● **WHAT IS REQUIRED**:
Report every line in the records below that holds the word "label".

● **RECORDS TO PROCESS**:

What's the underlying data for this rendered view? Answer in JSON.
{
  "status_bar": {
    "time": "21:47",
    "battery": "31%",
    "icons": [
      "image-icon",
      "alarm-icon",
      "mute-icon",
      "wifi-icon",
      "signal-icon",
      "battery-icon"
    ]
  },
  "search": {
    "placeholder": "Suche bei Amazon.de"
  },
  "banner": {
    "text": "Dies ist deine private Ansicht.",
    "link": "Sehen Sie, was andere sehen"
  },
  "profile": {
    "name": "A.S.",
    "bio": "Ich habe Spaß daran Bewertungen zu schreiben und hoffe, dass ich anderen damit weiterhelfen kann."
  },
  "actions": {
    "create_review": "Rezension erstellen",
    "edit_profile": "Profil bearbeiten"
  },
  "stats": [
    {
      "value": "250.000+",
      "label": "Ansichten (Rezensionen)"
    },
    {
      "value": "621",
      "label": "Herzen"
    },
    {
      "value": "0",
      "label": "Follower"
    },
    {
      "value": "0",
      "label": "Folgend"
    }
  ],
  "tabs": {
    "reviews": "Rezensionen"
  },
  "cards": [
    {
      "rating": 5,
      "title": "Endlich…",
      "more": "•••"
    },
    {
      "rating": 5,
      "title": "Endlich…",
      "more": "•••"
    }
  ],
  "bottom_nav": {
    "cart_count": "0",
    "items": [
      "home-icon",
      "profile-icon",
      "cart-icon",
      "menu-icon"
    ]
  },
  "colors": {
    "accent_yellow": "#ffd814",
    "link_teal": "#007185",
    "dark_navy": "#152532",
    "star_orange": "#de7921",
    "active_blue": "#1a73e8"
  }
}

● **ANSWER FOR THIS EXERCISE**:
      "label": "Ansichten (Rezensionen)"
      "label": "Herzen"
      "label": "Follower"
      "label": "Folgend"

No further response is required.